In his essay “The Inner Ring” C. S. Lewis describes the folly of finding our self-worth in social hierarchies. He writes, “Of all the passions the passion for the Inner Ring is most skillful in making a man who is not yet a very bad man do very bad things . . . The quest of the Inner Ring will break your hearts unless you break it.”
Here’s how I think this works. We’ve been created with a need to feel like we belong, but ever so often we make the mistake of idolizing a certain group of people in order to get that sense of belonging.
“Maybe if I can get in with them, then I’ll know I’m okay.”
I think this comes from a place of deep insecurity. People who fall into this trap were at one point on the outside looking in. But having entered in, all that matters is that they stay in, which means everyone on the outside is excluded, ridiculed, and devalued. Lines are drawn, and it becomes us versus them. I wrestle with what it means for there to be an us, and how to be a part of us while still being Christ to them.
It’s dangerous to get in with a group of people. Here are some of the things I see happening to people who fall into this trap:
- Dulled consciences

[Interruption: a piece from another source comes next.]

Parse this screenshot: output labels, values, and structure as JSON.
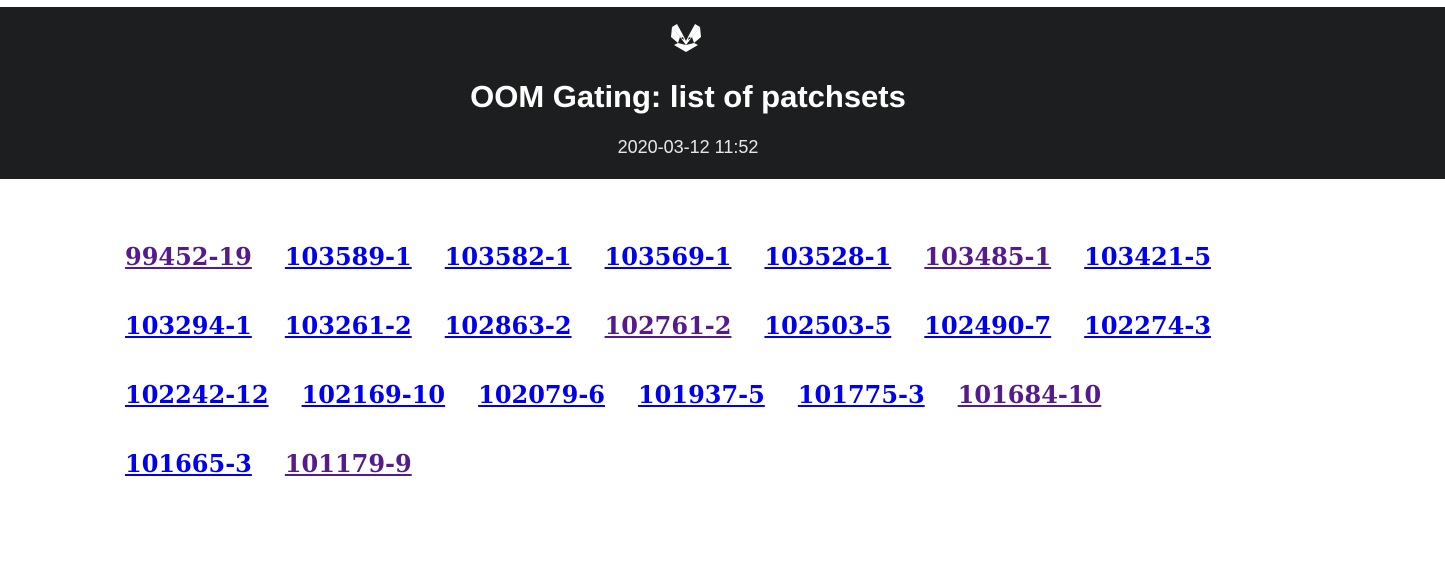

- Gossip and slander about them
- Inferiority/superiority complex toward them
- Callousedness toward them